I've slowly been cooking my way through Hugh Fearnley-Whittingstall's book River Cottage Veg with a wonderful group of bloggers led by our lovely host Andrea of The Kitchen Lioness. It's been almost two years since The Cottage Cooking Club got its start and it's hard to believe the journey with this book is almost at an end. This month I tackled two recipes....
Three-Root Boulangère (page 64)
I discovered potato boulangère, scalloped potatoes baked in broth instead of cream,
not too long ago when I made Jacques Pépin's recipe. It was delicious.
So my expectations were high for this version with its added celeriac
The flavour certainly didn't disappoint but I did have a few issues: it took much longer than the recipe indicated for all of the vegetables to cook through - I suspect it was the
celeriac that was the hold out; there was far too much liquid in it, most of which I poured off; I never achieved a crisp, browned top (I hid it under a layer of melty cheese). In comparing it to the recipe I'd had success with, I saw that much less stock was used (only 720ml/3 cups) for the same amount of vegetables and the dish was baked uncovered the entire time, which I think allowed greater evaporation of the liquid and led to a less wet casserole and a crisped top.
We really enjoyed this in the end and I think it's a great alternative to an all-potato boulangère but next time I'll adopt some of M. Pépin's tricks to perfect it.

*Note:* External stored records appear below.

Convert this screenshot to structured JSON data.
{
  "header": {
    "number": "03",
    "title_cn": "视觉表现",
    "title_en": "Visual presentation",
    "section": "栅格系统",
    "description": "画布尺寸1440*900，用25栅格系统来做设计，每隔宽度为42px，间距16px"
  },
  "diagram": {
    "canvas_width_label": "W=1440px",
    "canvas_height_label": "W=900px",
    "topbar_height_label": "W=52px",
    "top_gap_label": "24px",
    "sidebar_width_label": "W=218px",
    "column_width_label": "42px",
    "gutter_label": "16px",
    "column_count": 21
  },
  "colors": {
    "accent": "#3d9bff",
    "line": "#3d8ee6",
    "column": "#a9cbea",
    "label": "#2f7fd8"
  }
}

"Vegiflette" Toastie (page 206)
Tartiflette, the French dish of cheese, ham and potatoes that inspired this sandwich is unfamiliar to me but I'm a huge fan of Hugh's toasties and the combination of bitter greens and cheese sounded particularly good. It was also a great way to use up leftover cooked potatoes I had. The recipe didn't disappoint: the Gruyère I used went perfectly with the bitter radicchio and crisped potatoes and like all of the toasties in the book, was a quick but very satisfying meal.
Only one month to go!